Mike Thomas’ latest post on IG pic.twitter.com/hhAP3kF2yn— Nick Underhill (@nick_underhill) June 7, 2022
The good news is, Thomas seems to be on the right path. The Saints drafted fellow Buckeye Chris Olave and signed Jarvis Landry to give themselves a bit of insurance against their NFL record-breaker missing additional time, but the team would surely love nothing more than to have their alpha receiver on the field at full health. The same goes for fantasy football players. Because at his peak, Thomas is an unassailable WR1 option. The question now becomes: will he reach, or even approach his peak ever again? I, for one, believe in the latter.
New Orleans now has more WR talent than in years past, which might seem counterintuitive to Thomas putting up great stats once again. But what if the presence of Olave and Landry just makes his life easier? Thomas was catching 125+ balls from Brees despite being the only WR opposing defenses cared about. From 2017 to 2019 – when Thomas was producing at the highest level imaginable – the Saints’ No. 2 receiving options (excluding Kamara) were Ted Ginn Jr., Tre’Quan Smith, and Ginn Jr. again. The team tried with Emmanuel Sanders in 2020, but obviously he and Thomas were unable to spend much time together.
Can’t Guard Mike should, in theory, see far less double coverage, making his life easier. 150+ targets may or may not be there, but I would venture a guess that he will find himself increasingly open with increased regularity.

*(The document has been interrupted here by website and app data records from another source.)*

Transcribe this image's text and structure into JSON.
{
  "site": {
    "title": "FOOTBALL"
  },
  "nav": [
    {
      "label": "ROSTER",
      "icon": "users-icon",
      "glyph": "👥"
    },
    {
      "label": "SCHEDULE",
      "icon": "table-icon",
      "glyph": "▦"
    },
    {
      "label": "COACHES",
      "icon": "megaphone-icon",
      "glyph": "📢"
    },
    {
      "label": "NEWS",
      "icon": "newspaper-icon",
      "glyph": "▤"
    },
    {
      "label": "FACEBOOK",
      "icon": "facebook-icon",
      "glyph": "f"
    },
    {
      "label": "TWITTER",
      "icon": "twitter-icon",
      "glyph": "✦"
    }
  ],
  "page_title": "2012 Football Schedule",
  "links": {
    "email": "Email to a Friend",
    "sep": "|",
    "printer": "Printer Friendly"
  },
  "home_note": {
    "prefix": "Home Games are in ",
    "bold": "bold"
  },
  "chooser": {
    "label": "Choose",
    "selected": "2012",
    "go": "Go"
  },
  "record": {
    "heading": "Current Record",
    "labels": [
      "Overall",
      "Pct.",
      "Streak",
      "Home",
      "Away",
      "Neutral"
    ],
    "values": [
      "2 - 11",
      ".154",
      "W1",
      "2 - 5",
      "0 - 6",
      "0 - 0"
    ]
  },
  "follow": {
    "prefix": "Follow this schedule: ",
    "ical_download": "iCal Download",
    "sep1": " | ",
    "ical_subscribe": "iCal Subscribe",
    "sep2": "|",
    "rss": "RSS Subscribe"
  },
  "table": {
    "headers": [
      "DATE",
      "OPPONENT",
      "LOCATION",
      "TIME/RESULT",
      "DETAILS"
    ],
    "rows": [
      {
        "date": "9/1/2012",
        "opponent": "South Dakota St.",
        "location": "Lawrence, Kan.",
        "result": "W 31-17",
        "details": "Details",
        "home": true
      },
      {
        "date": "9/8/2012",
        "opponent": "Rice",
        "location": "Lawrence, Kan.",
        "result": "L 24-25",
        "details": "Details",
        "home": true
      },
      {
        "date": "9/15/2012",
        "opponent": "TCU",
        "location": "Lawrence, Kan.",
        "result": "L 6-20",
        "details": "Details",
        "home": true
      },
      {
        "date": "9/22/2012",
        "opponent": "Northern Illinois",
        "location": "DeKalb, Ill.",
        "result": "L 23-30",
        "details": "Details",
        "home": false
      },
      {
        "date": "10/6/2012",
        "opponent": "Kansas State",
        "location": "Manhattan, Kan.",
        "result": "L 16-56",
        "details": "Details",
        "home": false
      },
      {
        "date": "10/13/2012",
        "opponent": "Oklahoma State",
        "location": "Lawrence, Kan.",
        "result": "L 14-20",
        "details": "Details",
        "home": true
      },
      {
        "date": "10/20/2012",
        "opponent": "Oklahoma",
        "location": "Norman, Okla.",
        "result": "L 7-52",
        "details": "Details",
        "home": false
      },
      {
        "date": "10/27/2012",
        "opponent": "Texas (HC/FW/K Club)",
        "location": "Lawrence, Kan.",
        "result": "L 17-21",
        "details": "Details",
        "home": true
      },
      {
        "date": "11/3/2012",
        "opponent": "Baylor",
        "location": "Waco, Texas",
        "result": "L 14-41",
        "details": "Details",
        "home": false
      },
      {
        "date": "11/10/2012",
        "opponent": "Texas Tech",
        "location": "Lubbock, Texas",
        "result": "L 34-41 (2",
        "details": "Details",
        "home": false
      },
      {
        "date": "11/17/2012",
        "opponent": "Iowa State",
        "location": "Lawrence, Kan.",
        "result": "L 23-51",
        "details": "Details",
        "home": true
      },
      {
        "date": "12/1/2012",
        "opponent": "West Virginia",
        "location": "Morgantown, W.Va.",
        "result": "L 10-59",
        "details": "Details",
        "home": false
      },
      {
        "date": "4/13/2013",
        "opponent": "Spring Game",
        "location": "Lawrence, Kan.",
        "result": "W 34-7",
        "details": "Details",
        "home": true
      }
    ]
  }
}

Jameis Winston, the Saints’ presumed starting quarterback, should also play a role in Thomas returning to fantasy football prominence. The former Heisman Trophy winner has had his ups and downs as a professional, but he possesses a big arm and loves to throw the ball around. His predecessor (Brees) was highly risk-averse, and lacked serious arm strength late in his career. As a result, Thomas was forced to make a killing underneath. It certainly worked for both he and the team, but the wideout averaged a career-low 11 yards per reception in 2020. Winston will likely take more chances, and look to push the ball to Thomas downfield. The QB has also shown an ability to keep multiple mouths fed, as he did in Tampa Bay with Evans and Chris Godwin.
Where I believe there is real upside with Thomas is in the scoring department. For everything that he does offer, he has surprisingly never put up double-digit TD in a single season. I would consider this an outlier, especially when looking at a few of his contemporaries: DaVante Adams, Mike Evans, and DeAndre Hopkins are all in the same age range, and they each have multiple 10+ TD seasons under their belt. Thomas’ career high of 9 TD would have barely put him inside the top-10 last year, so if he ends up with something like 12 TD, you would gladly take that to go along with a pedestrian (for him) 90-100 receptions and 1,200-1,300 yards. A 90/1,200/12 stat line would have Thomas knocking on the door of top-5 fantasy WR production, if you like that sort of thing.
Currently, Thomas’ ADP is right around 70, and FantasyPros has him as the consensus No. 30 WR. If you agree with their consensus, then you likely don’t believe in a return to form. Because a healthy Michael Thomas is still a top-10 WR. I am personally willing to gamble on his upside, and I would target him among the top-20 at his position, knowing there is inherent risk. If you are bold, move Thomas up in your rankings. Take a big swing on a big-time player. Otherwise, be patient and try not to let your OSU fandom influence your strategy too much. I will be somewhere in the middle, looking for the right time to strike.